NASHUA, N.H. -- The man whose photograph became an iconic image of the Boston Marathon bombings is back at work.
The Nashua Telegraph reports that 28-year-old Jeff Bauman returned to the Nashua, New Hampshire, Costco store this week, 14 months after the bombings that killed three people and injured about 260 others.
An Associated Press photo captured an ashen and bloodied Bauman being hustled away in a wheelchair by rescuers including a cowboy hat-wearing Carlos Arredondo. Bauman was later able to describe to police one of the two brothers accused of carrying out the attacks. He lost both his legs above the knee.
In a photo on the "Jeff Bauman - Boston Strong, True Patriot and Hero" Facebook page, a smiling Bauman is shown at Costco leaning on one cane.
Helicopter hard landing: The Indiana State Police say no one was injured when a helicopter made a hard landing in a field near an airport just outside Indianapolis. WRTV-TV reports two people walked away from the crash, which occurred about 10:30 a.m. Saturday following the aircraft's takeoff from Indianapolis Regional Airport in Hancock County. The airport is just east of Indianapolis. A photo posted on WISH-TV's website showed the helicopter on its side in a field.

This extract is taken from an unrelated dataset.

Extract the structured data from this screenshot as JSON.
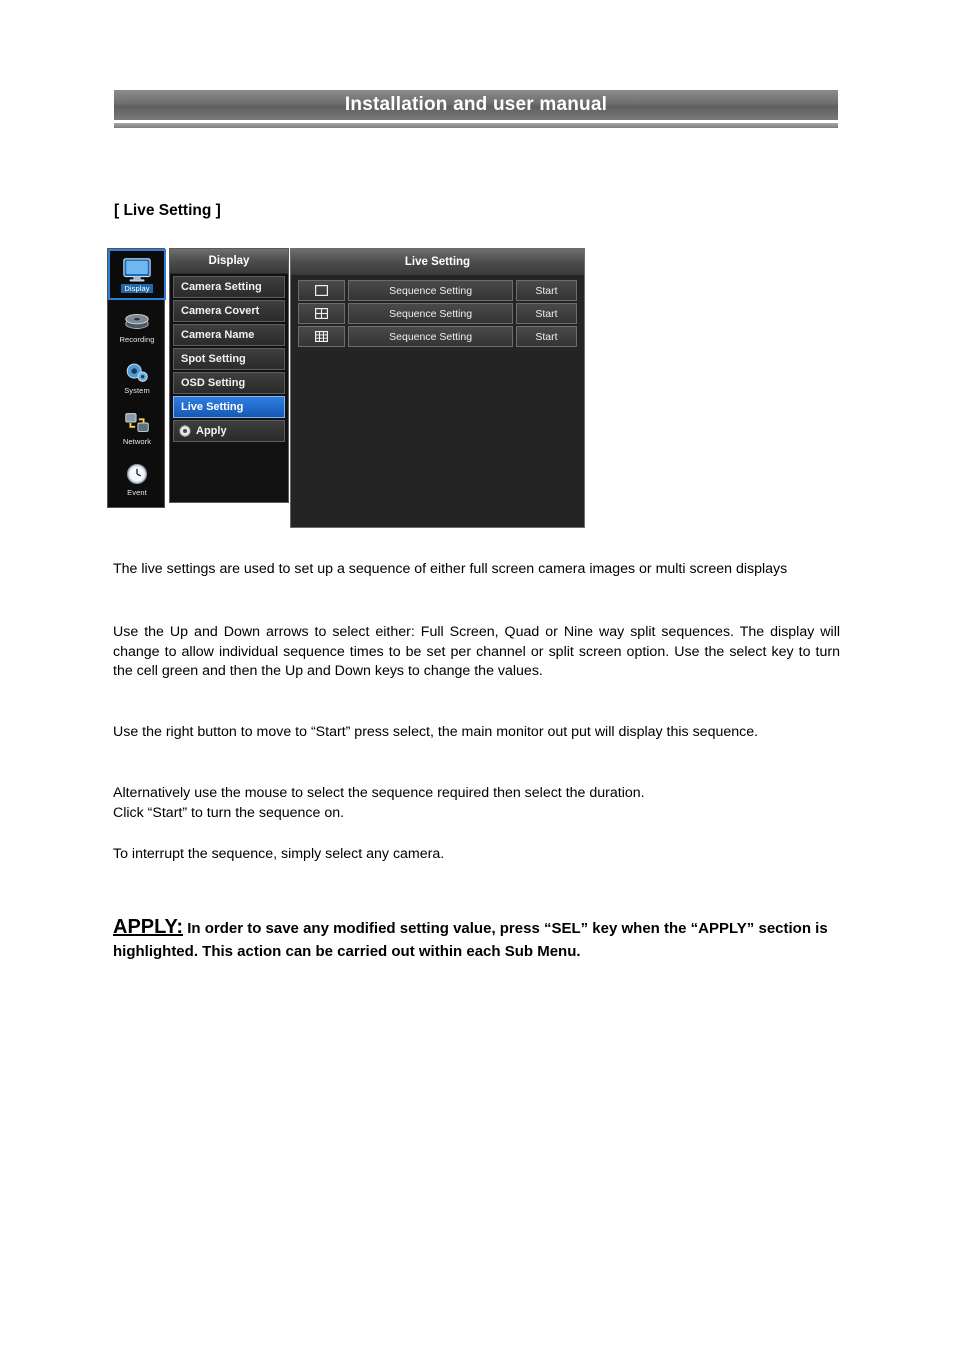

Pope Francis keeps promise: Pope Francis journeyed Saturday to the heart of Italy's biggest crime syndicate, met the father of a 3-year-old boy slain in the region's drug war, and declared that all mobsters are automatically excommunicated from the Catholic Church. During his one-day pilgrimage to the southern region of Calabria, Francis comforted the imprisoned father of Nicola Campolongo in the courtyard of a prison in the town of Castrovillari. In January the boy was shot, along with one of his grandfathers and the grandfather's girlfriend, in an attack blamed on drug turf wars in the nearby town of Cassano all'Jonio. The pope expressed his horror and promised to visit the town.
Two-state pursuit: Police in New Hampshire say an unruly driver zapped with a stun gun during a traffic stop yanked out the barbs and fled, prompting a two-state pursuit. The fracas began after midnight Saturday in Salem when an officer pulled over 52-year-old Robert Zygarowski of Ellwood City, Pa. Police say he was uncooperative, and the officer shocked him. Police say Zygarowski pulled out the barbs, jumped in his car and sped away, beginning a chase that ended when his tire blew in Massachusetts. Police say Zygarowski climbed out of his car, charged at the officer and fled in the marked cruiser. Police say he later entered a gas station and announced he planned to shoot officers. The clerk called police, and Zygarowski was arrested. Zygarowski is jailed awaiting a Monday arraignment.
Attack in Benghazi: Gunmen in Libya attacked the port of the restive eastern city of Benghazi Saturday, firing wildly with small arms into the area for hours, a Libyan security official said. He said security forces and citizens blocked the city's surrounding roads after the attack, which left six people wounded. He said the attack was likely a reprisal by Islamist militiamen targeted by the forces of renegade Libyan Gen. Khalifa Hifter. Libya is scheduled to hold parliamentary elections on Wednesday, aimed to end a standoff between Islamist and non-Islamist political groups.
South Korean soldier kills comrades: A South Korean soldier killed five comrades Saturday night and wounded another five at the border with North Korea, a South Korean military official said. The army sergeant opened fire with a rifle at an outpost in Gangwon province, east of Seoul, an official at South Korea's Defense Ministry said. The official spoke on condition of anonymity, citing department rules.
Still missing: Rescuers on Mount Rainier in the state of Washington spent a third day Saturday searching for well-known, 70-year-old outdoors writer Karen Sykes, who hasn't been seen since she separated from her hiking partner on Wednesday. The National Park Service said six ground crews, including two dog teams, were combing an expanded search area near the Owyhigh Lakes Trail on Rainier's east side. Rescuers also searched by air. Sykes was reportedly working on a story when she and her partner encountered snow at about 5,000 feet. Her partner stayed as she went on, with the idea that they'd reconvene, but she never turned up. The partner, who made it safely back to the trailhead, reported her missing at 10:30 p.m. Wednesday. Sykes had adequate survival gear to camp overnight in an emergency, said Mount Rainier National Park spokeswoman Patti Wold.